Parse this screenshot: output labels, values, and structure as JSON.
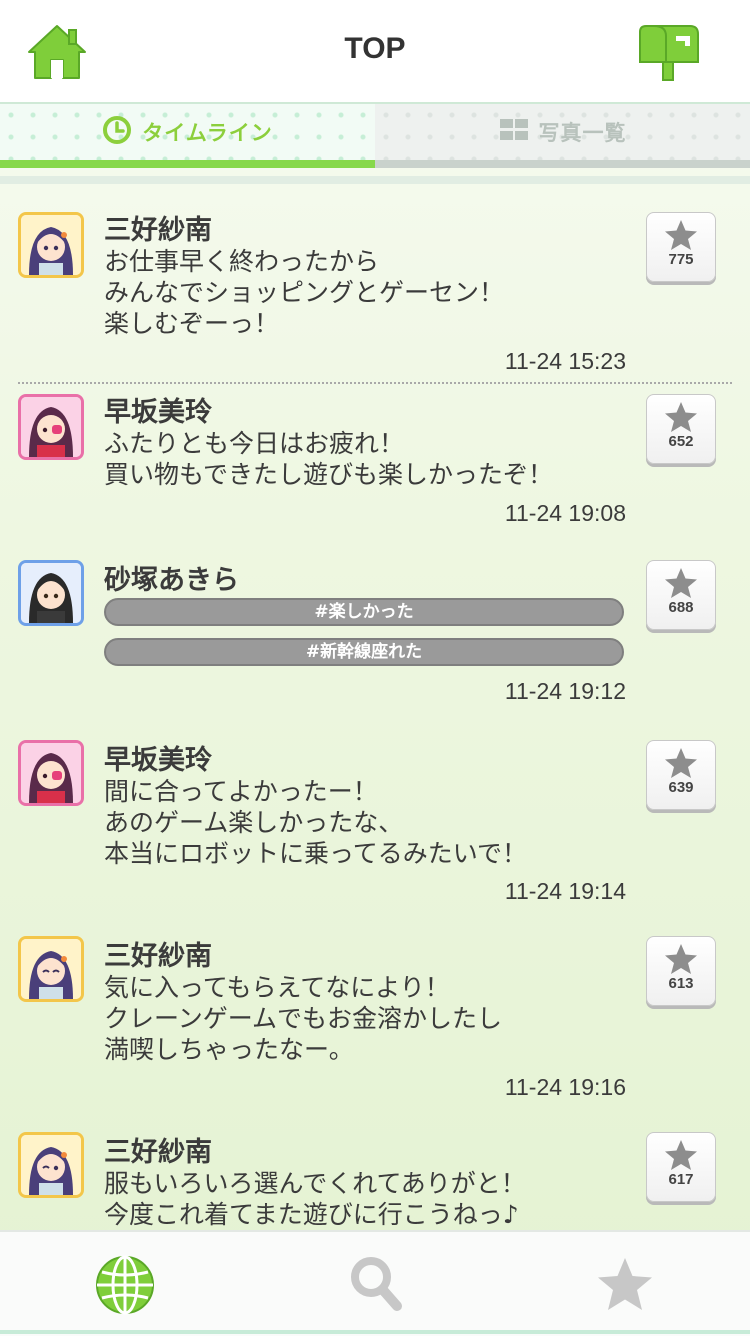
{
  "header": {
    "title": "TOP",
    "home_icon": "home-icon",
    "mail_icon": "mailbox-icon"
  },
  "tabs": [
    {
      "label": "タイムライン",
      "icon": "clock-icon",
      "active": true
    },
    {
      "label": "写真一覧",
      "icon": "grid-icon",
      "active": false
    }
  ],
  "posts": [
    {
      "name": "三好紗南",
      "lines": [
        "お仕事早く終わったから",
        "みんなでショッピングとゲーセン！",
        "楽しむぞーっ！"
      ],
      "time": "11-24 15:23",
      "favorites": "775",
      "avatar_frame": "#f3c64a",
      "hashtags": []
    },
    {
      "name": "早坂美玲",
      "lines": [
        "ふたりとも今日はお疲れ！",
        "買い物もできたし遊びも楽しかったぞ！"
      ],
      "time": "11-24 19:08",
      "favorites": "652",
      "avatar_frame": "#e970a8",
      "hashtags": []
    },
    {
      "name": "砂塚あきら",
      "lines": [],
      "time": "11-24 19:12",
      "favorites": "688",
      "avatar_frame": "#6ea0e8",
      "hashtags": [
        "#楽しかった",
        "#新幹線座れた"
      ]
    },
    {
      "name": "早坂美玲",
      "lines": [
        "間に合ってよかったー！",
        "あのゲーム楽しかったな、",
        "本当にロボットに乗ってるみたいで！"
      ],
      "time": "11-24 19:14",
      "favorites": "639",
      "avatar_frame": "#e970a8",
      "hashtags": []
    },
    {
      "name": "三好紗南",
      "lines": [
        "気に入ってもらえてなにより！",
        "クレーンゲームでもお金溶かしたし",
        "満喫しちゃったなー。"
      ],
      "time": "11-24 19:16",
      "favorites": "613",
      "avatar_frame": "#f3c64a",
      "hashtags": []
    },
    {
      "name": "三好紗南",
      "lines": [
        "服もいろいろ選んでくれてありがと！",
        "今度これ着てまた遊びに行こうねっ♪"
      ],
      "time": "",
      "favorites": "617",
      "avatar_frame": "#f3c64a",
      "hashtags": []
    }
  ],
  "bottom_nav": [
    {
      "icon": "globe-icon",
      "active": true
    },
    {
      "icon": "search-icon",
      "active": false
    },
    {
      "icon": "star-icon",
      "active": false
    }
  ],
  "colors": {
    "accent": "#7fce3a",
    "hashtag_bg": "#9a9a9a",
    "hashtag_text": "#ffffff",
    "text": "#3b3b3b"
  }
}
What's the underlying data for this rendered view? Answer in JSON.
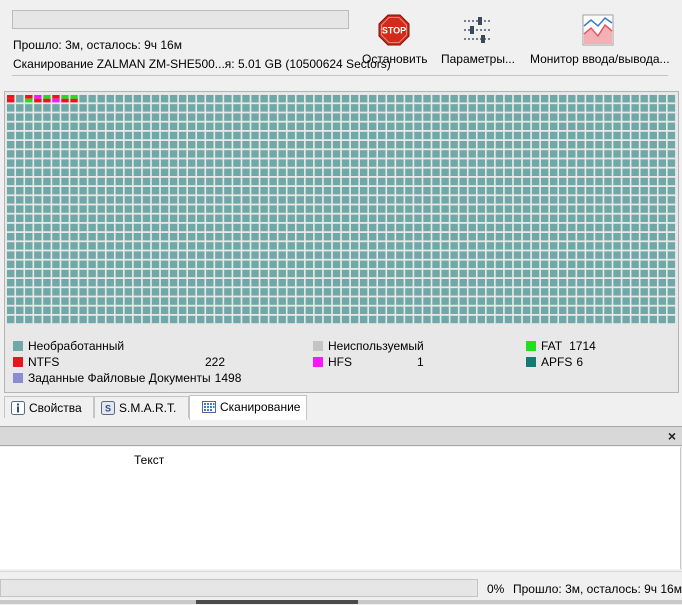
{
  "top": {
    "progress_fraction": 0.0,
    "elapsed_text": "Прошло: 3м, осталось: 9ч 16м",
    "scan_text": "Сканирование ZALMAN ZM-SHE500...я: 5.01 GB (10500624 Sectors)",
    "buttons": {
      "stop_icon_text": "STOP",
      "stop_label": "Остановить",
      "params_label": "Параметры...",
      "monitor_label": "Монитор ввода/вывода..."
    }
  },
  "scan_map": {
    "colors": {
      "raw": "#6fa8a6",
      "ntfs": "#e8141e",
      "fat": "#1fe01f",
      "hfs": "#ff14ff",
      "apfs": "#147a72",
      "unused": "#c4c4c4",
      "docs": "#8c8cd2"
    },
    "legend": [
      {
        "name": "Необработанный",
        "count": "",
        "color_key": "raw"
      },
      {
        "name": "Неиспользуемый",
        "count": "",
        "color_key": "unused"
      },
      {
        "name": "FAT",
        "count": "1714",
        "color_key": "fat"
      },
      {
        "name": "NTFS",
        "count": "222",
        "color_key": "ntfs"
      },
      {
        "name": "HFS",
        "count": "1",
        "color_key": "hfs"
      },
      {
        "name": "APFS",
        "count": "6",
        "color_key": "apfs"
      },
      {
        "name": "Заданные Файловые Документы",
        "count": "1498",
        "color_key": "docs"
      }
    ]
  },
  "tabs": [
    {
      "label": "Свойства",
      "icon": "info-icon"
    },
    {
      "label": "S.M.A.R.T.",
      "icon": "smart-icon"
    },
    {
      "label": "Сканирование",
      "icon": "scan-icon"
    }
  ],
  "lower": {
    "close_glyph": "×",
    "column_header": "Текст"
  },
  "status": {
    "percent": "0%",
    "text": "Прошло: 3м, осталось: 9ч 16м"
  }
}
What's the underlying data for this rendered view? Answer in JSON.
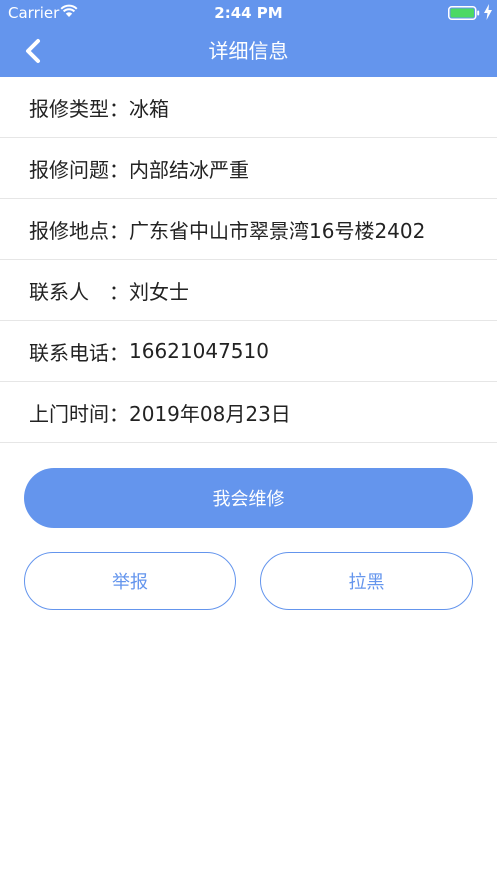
{
  "status_bar": {
    "carrier": "Carrier",
    "time": "2:44 PM"
  },
  "header": {
    "title": "详细信息",
    "back_icon": "chevron-left-icon"
  },
  "details": [
    {
      "label": "报修类型：",
      "value": "冰箱"
    },
    {
      "label": "报修问题：",
      "value": "内部结冰严重"
    },
    {
      "label": "报修地点：",
      "value": "广东省中山市翠景湾16号楼2402"
    },
    {
      "label": "联系人　：",
      "value": "刘女士"
    },
    {
      "label": "联系电话：",
      "value": "16621047510"
    },
    {
      "label": "上门时间：",
      "value": "2019年08月23日"
    }
  ],
  "actions": {
    "repair_label": "我会维修",
    "report_label": "举报",
    "block_label": "拉黑"
  },
  "colors": {
    "accent": "#6495ED",
    "battery": "#4CD964"
  }
}
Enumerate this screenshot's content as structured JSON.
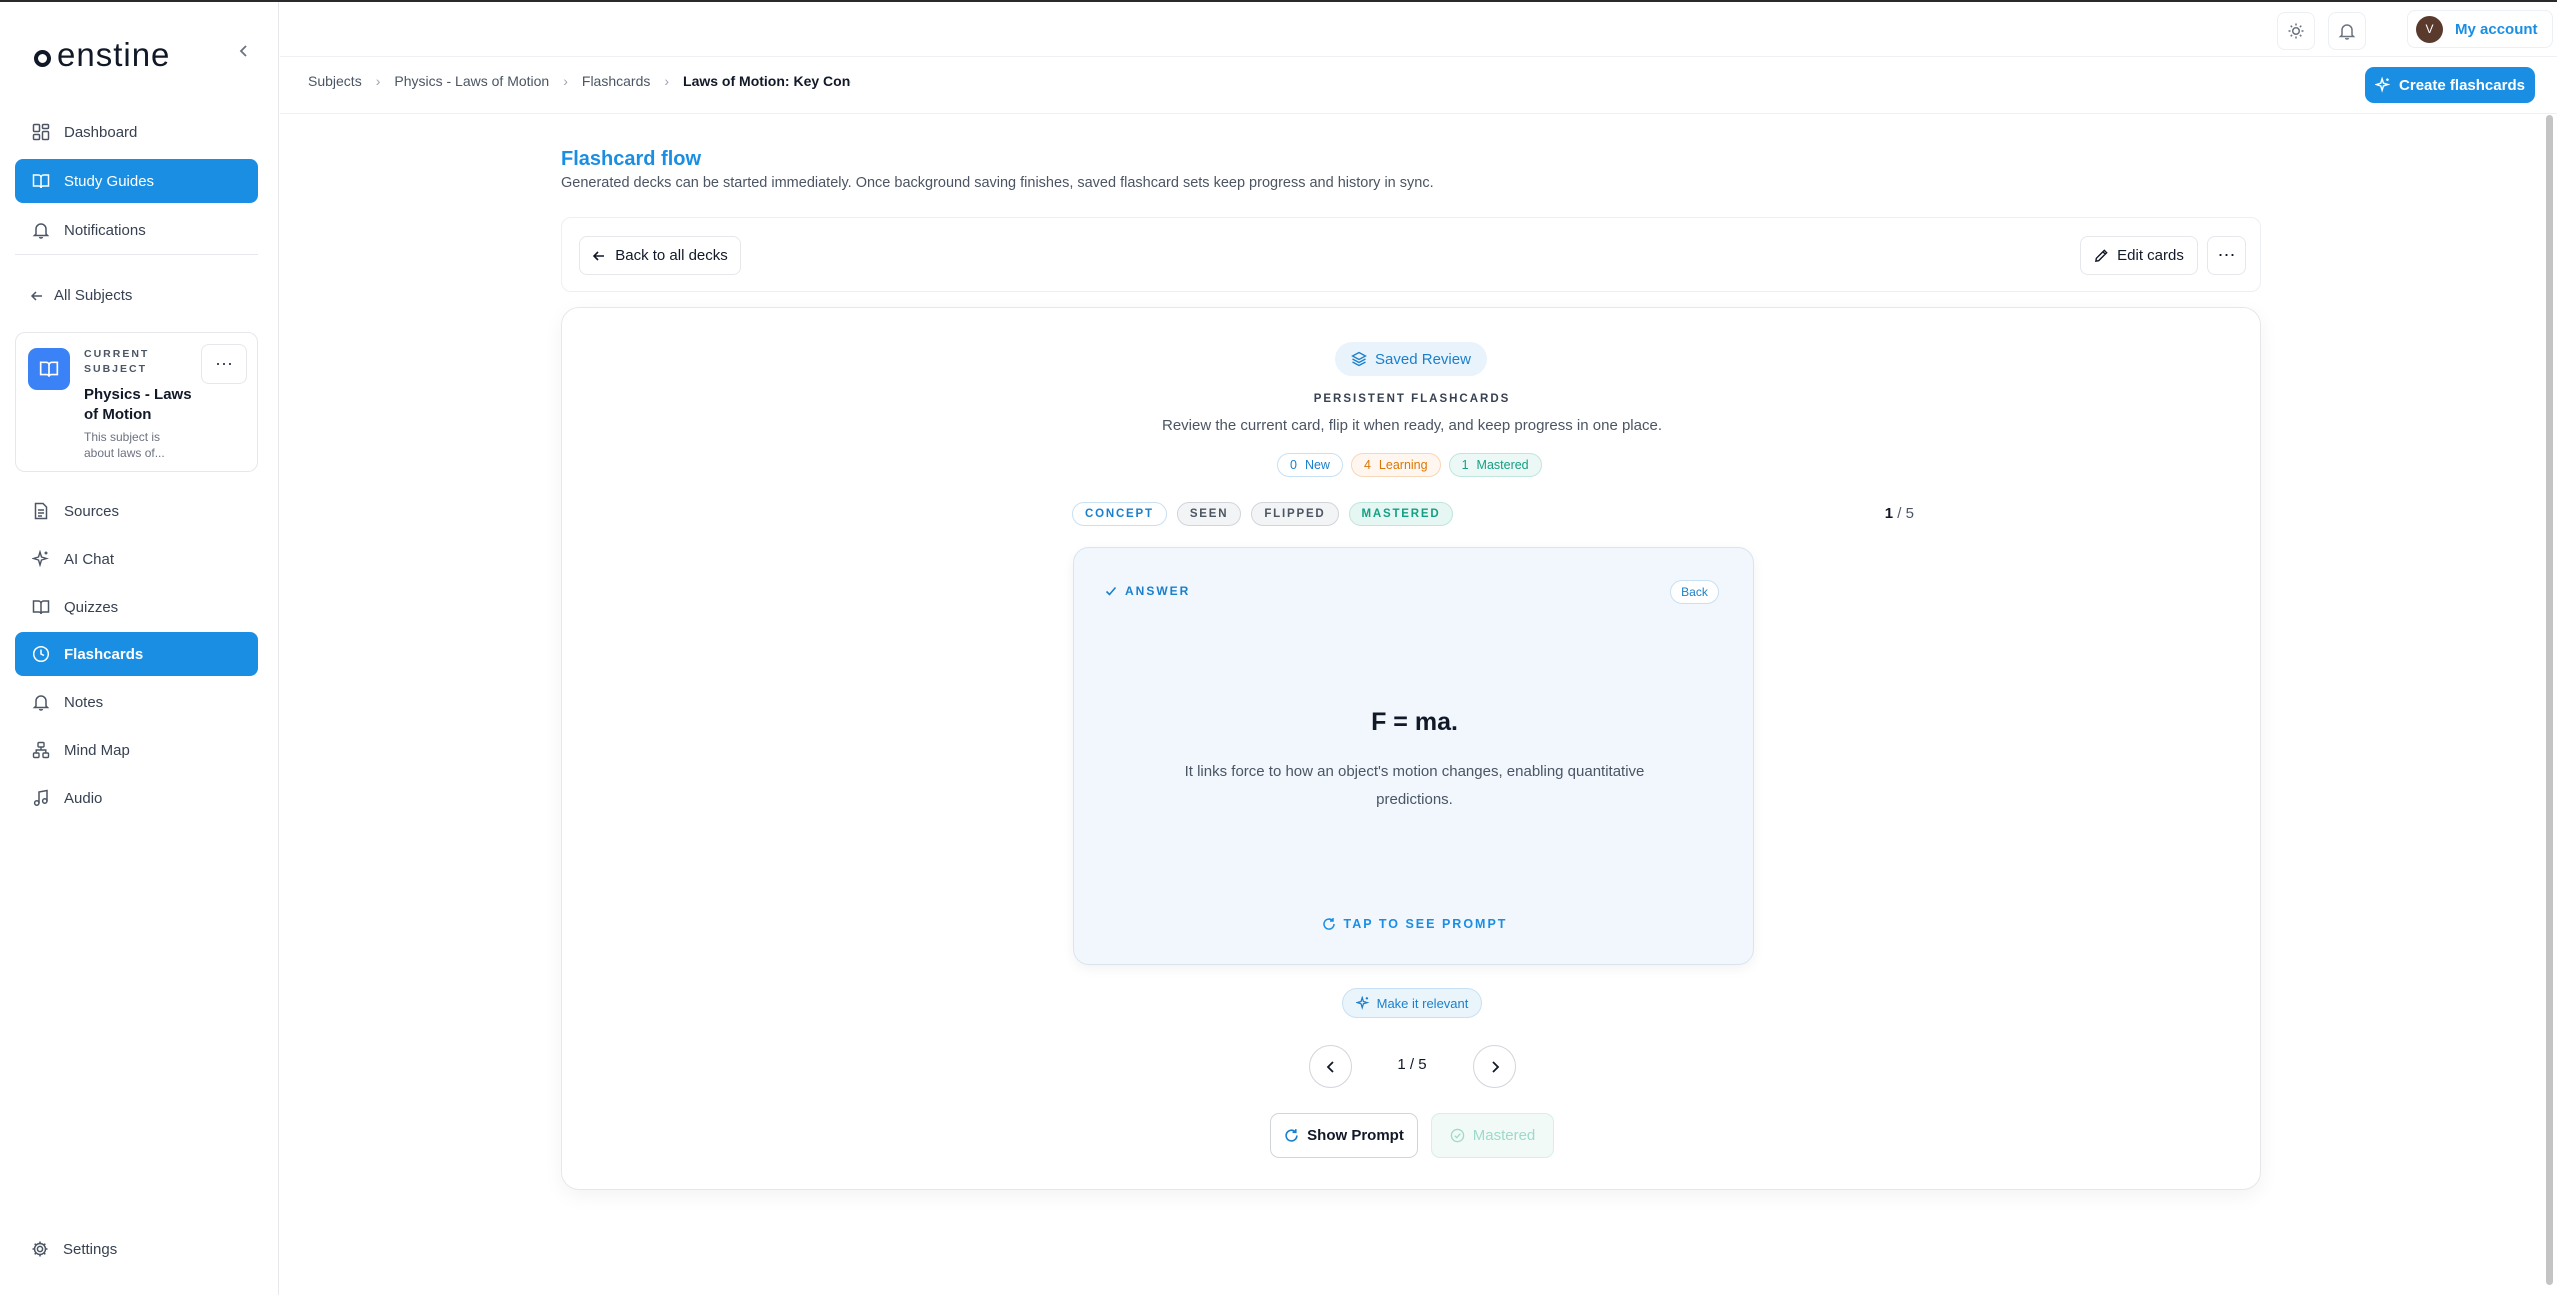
{
  "app": {
    "logo": "enstine"
  },
  "sidebar": {
    "nav_top": [
      {
        "label": "Dashboard",
        "icon": "dashboard-icon"
      },
      {
        "label": "Study Guides",
        "icon": "book-open-icon",
        "active": true
      },
      {
        "label": "Notifications",
        "icon": "bell-icon"
      }
    ],
    "all_subjects": "All Subjects",
    "current_subject": {
      "label": "CURRENT SUBJECT",
      "name": "Physics - Laws of Motion",
      "description": "This subject is about laws of..."
    },
    "nav_bottom": [
      {
        "label": "Sources",
        "icon": "file-icon"
      },
      {
        "label": "AI Chat",
        "icon": "sparkles-icon"
      },
      {
        "label": "Quizzes",
        "icon": "book-icon"
      },
      {
        "label": "Flashcards",
        "icon": "clock-icon",
        "active": true
      },
      {
        "label": "Notes",
        "icon": "bell-icon"
      },
      {
        "label": "Mind Map",
        "icon": "mind-map-icon"
      },
      {
        "label": "Audio",
        "icon": "music-icon"
      }
    ],
    "settings": "Settings"
  },
  "topbar": {
    "account_initial": "V",
    "account_label": "My account"
  },
  "breadcrumb": [
    "Subjects",
    "Physics - Laws of Motion",
    "Flashcards",
    "Laws of Motion: Key Conce"
  ],
  "create_button": "Create flashcards",
  "flow": {
    "title": "Flashcard flow",
    "description": "Generated decks can be started immediately. Once background saving finishes, saved flashcard sets keep progress and history in sync."
  },
  "toolbar": {
    "back": "Back to all decks",
    "edit": "Edit cards"
  },
  "review": {
    "pill": "Saved Review",
    "heading": "PERSISTENT FLASHCARDS",
    "subtitle": "Review the current card, flip it when ready, and keep progress in one place.",
    "counts": {
      "new_n": "0",
      "new_label": "New",
      "learning_n": "4",
      "learning_label": "Learning",
      "mastered_n": "1",
      "mastered_label": "Mastered"
    },
    "tags": [
      "CONCEPT",
      "SEEN",
      "FLIPPED",
      "MASTERED"
    ],
    "counter_current": "1",
    "counter_total": " / 5"
  },
  "card": {
    "side_label": "ANSWER",
    "back_pill": "Back",
    "answer": "F = ma.",
    "explanation": "It links force to how an object's motion changes, enabling quantitative predictions.",
    "tap_hint": "TAP TO SEE PROMPT"
  },
  "controls": {
    "relevant": "Make it relevant",
    "page": "1 / 5",
    "show_prompt": "Show Prompt",
    "mastered": "Mastered"
  },
  "colors": {
    "accent": "#1a8ee3",
    "mastered": "#14a085",
    "learning": "#d97706"
  }
}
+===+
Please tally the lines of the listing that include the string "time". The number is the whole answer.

7